== DATA SUPPLIED ==
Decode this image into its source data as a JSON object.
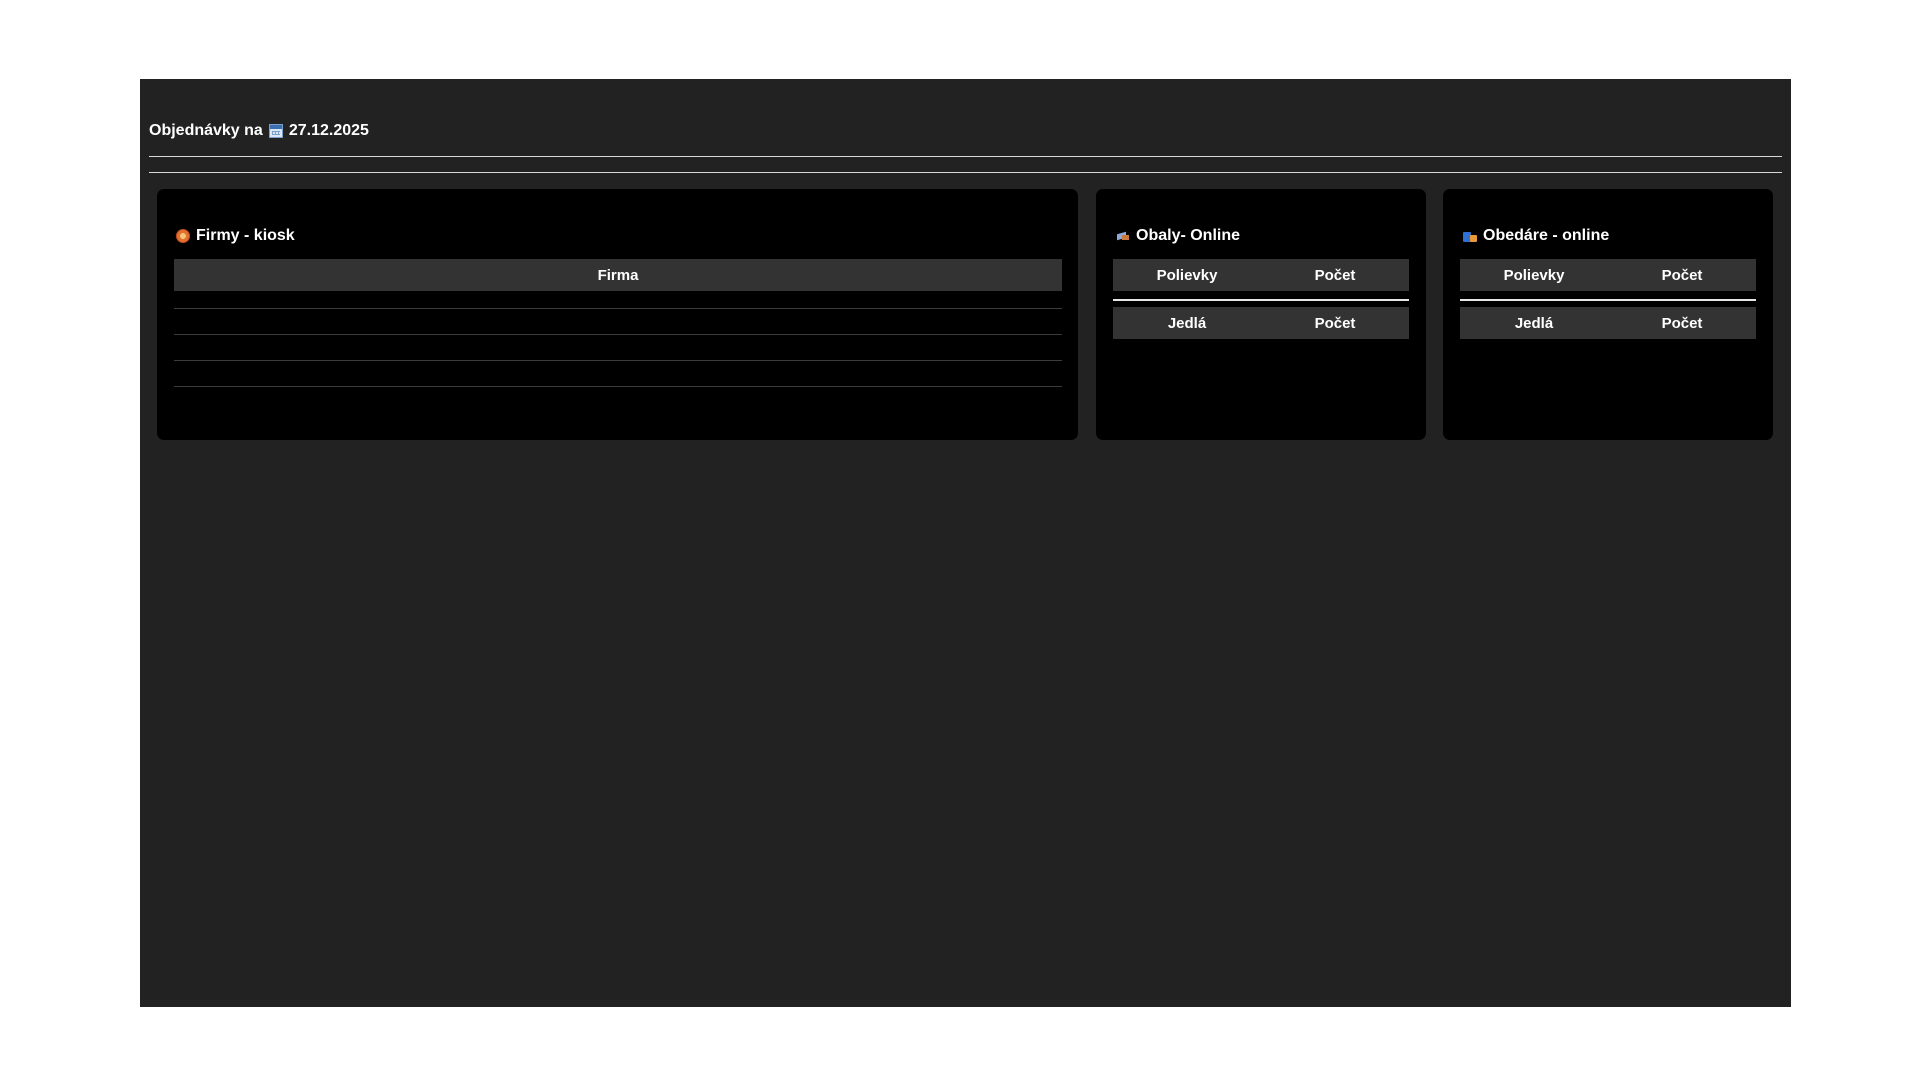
{
  "header": {
    "title": "Objednávky na",
    "date": "27.12.2025",
    "calendar_icon": "calendar-icon"
  },
  "panels": {
    "kiosk": {
      "title": "Firmy - kiosk",
      "icon": "kiosk-icon",
      "columns": [
        "Firma"
      ],
      "rows": []
    },
    "obaly": {
      "title": "Obaly- Online",
      "icon": "package-icon",
      "soups_header": [
        "Polievky",
        "Počet"
      ],
      "meals_header": [
        "Jedlá",
        "Počet"
      ]
    },
    "obedare": {
      "title": "Obedáre - online",
      "icon": "shopping-bags-icon",
      "soups_header": [
        "Polievky",
        "Počet"
      ],
      "meals_header": [
        "Jedlá",
        "Počet"
      ]
    }
  }
}
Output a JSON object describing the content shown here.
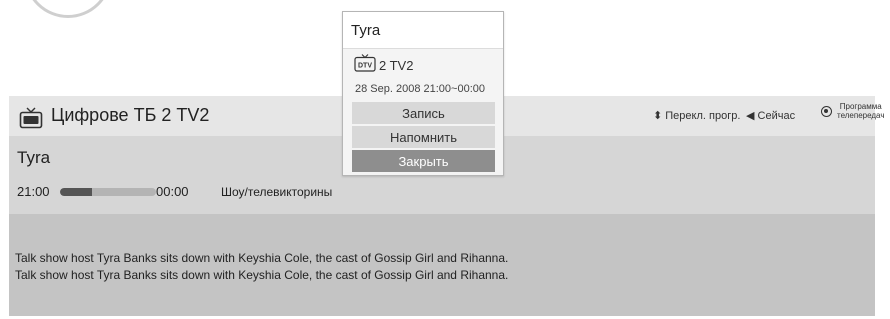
{
  "header": {
    "channel_title": "Цифрове ТБ 2  TV2",
    "hints": {
      "switch": "⬍ Перекл. прогр.",
      "now": "◀ Сейчас",
      "guide_line1": "Программа",
      "guide_line2": "телепередач"
    }
  },
  "program": {
    "title": "Tyra",
    "start_time": "21:00",
    "end_time": "00:00",
    "progress": 0.33,
    "genre": "Шоу/телевикторины"
  },
  "description": {
    "line1": "Talk show host Tyra Banks sits down with Keyshia Cole, the cast of Gossip Girl and Rihanna.",
    "line2": "Talk show host Tyra Banks sits down with Keyshia Cole, the cast of Gossip Girl and Rihanna."
  },
  "popup": {
    "title": "Tyra",
    "dtv_label": "DTV",
    "channel": "2 TV2",
    "datetime": "28 Sep. 2008 21:00~00:00",
    "buttons": {
      "record": "Запись",
      "remind": "Напомнить",
      "close": "Закрыть"
    }
  },
  "colors": {
    "header_bg": "#e6e6e6",
    "info_bg": "#d6d6d6",
    "desc_bg": "#c4c4c4",
    "close_btn": "#8e8e8e"
  }
}
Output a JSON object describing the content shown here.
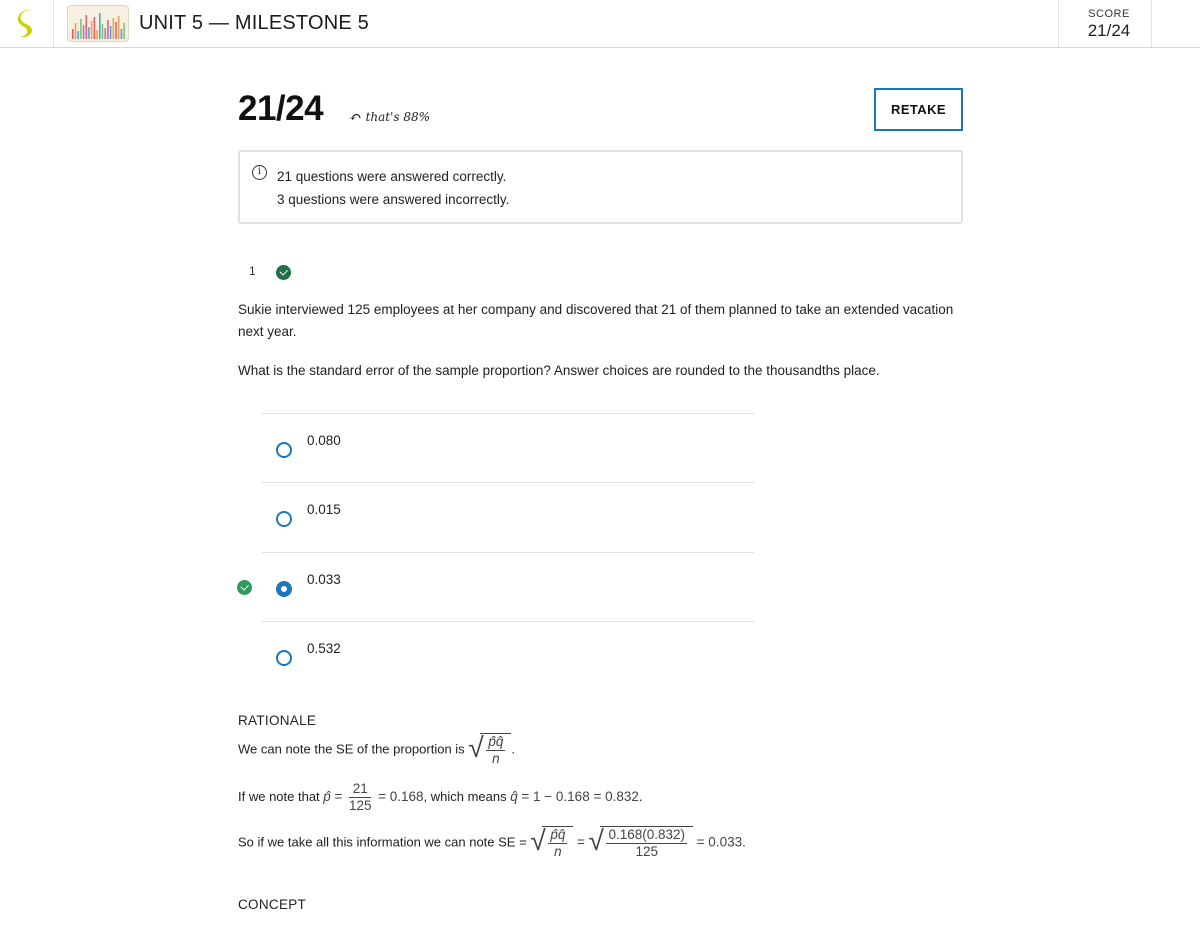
{
  "header": {
    "title": "UNIT 5 — MILESTONE 5",
    "score_label": "SCORE",
    "score_value": "21/24",
    "brand_color": "#c8d400"
  },
  "summary": {
    "score": "21/24",
    "percent_note": "that's 88%",
    "retake_label": "RETAKE",
    "accent_color": "#1c76b8",
    "correct_text": "21 questions were answered correctly.",
    "incorrect_text": "3 questions were answered incorrectly."
  },
  "question": {
    "number": "1",
    "status": "correct",
    "text": "Sukie interviewed 125 employees at her company and discovered that 21 of them planned to take an extended vacation next year.",
    "prompt": "What is the standard error of the sample proportion?  Answer choices are rounded to the thousandths place.",
    "choices": [
      {
        "label": "0.080",
        "selected": false,
        "correct": false
      },
      {
        "label": "0.015",
        "selected": false,
        "correct": false
      },
      {
        "label": "0.033",
        "selected": true,
        "correct": true
      },
      {
        "label": "0.532",
        "selected": false,
        "correct": false
      }
    ]
  },
  "rationale": {
    "title": "RATIONALE",
    "line1_text": "We can note the SE of the proportion is",
    "line2_text_a": "If we note that",
    "line2_text_b": ", which means",
    "line3_text": "So if we take all this information we can note SE =",
    "p_hat": "p̂",
    "q_hat": "q̂",
    "pq": "p̂q̂",
    "n": "n",
    "num_21": "21",
    "den_125": "125",
    "eq_0168": "= 0.168",
    "q_calc": "= 1 − 0.168  =  0.832",
    "se_num": "0.168(0.832)",
    "se_den": "125",
    "se_result": "= 0.033",
    "eq": "=",
    "period": "."
  },
  "concept": {
    "title": "CONCEPT"
  },
  "colors": {
    "correct_green": "#2e9b5a",
    "divider": "#e3e3e3"
  }
}
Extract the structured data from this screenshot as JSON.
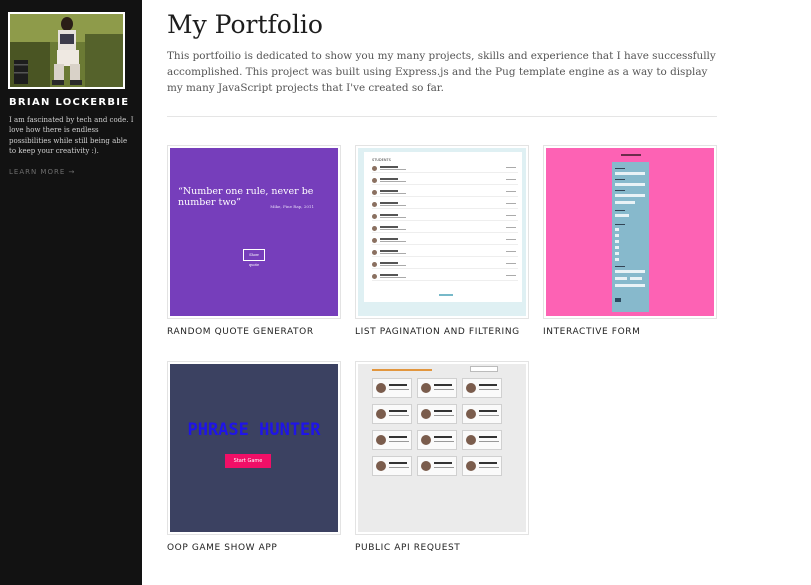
{
  "sidebar": {
    "name": "BRIAN LOCKERBIE",
    "bio": "I am fascinated by tech and code. I love how there is endless possibilities while still being able to keep your creativity :).",
    "learn_more": "LEARN MORE →"
  },
  "main": {
    "title": "My Portfolio",
    "intro": "This portfoilio is dedicated to show you my many projects, skills and experience that I have successfully accomplished. This project was built using Express.js and the Pug template engine as a way to display my many JavaScript projects that I've created so far."
  },
  "projects": [
    {
      "title": "RANDOM QUOTE GENERATOR",
      "thumb": {
        "quote": "“Number one rule, never be number two”",
        "source": "Mike, Fine Rap, 2011",
        "button": "Show quote",
        "bg": "#763ebb"
      }
    },
    {
      "title": "LIST PAGINATION AND FILTERING",
      "thumb": {
        "heading": "STUDENTS",
        "bg": "#dff0f3"
      }
    },
    {
      "title": "INTERACTIVE FORM",
      "thumb": {
        "bg": "#fd62b4"
      }
    },
    {
      "title": "OOP GAME SHOW APP",
      "thumb": {
        "game_title": "PHRASE HUNTER",
        "button": "Start Game",
        "bg": "#3b4161"
      }
    },
    {
      "title": "PUBLIC API REQUEST",
      "thumb": {
        "bg": "#ebebeb"
      }
    }
  ],
  "colors": {
    "sidebar_bg": "#121212",
    "accent_purple": "#763ebb",
    "accent_pink": "#fd62b4",
    "accent_navy": "#3b4161"
  }
}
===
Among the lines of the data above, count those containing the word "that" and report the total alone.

RESULT: 4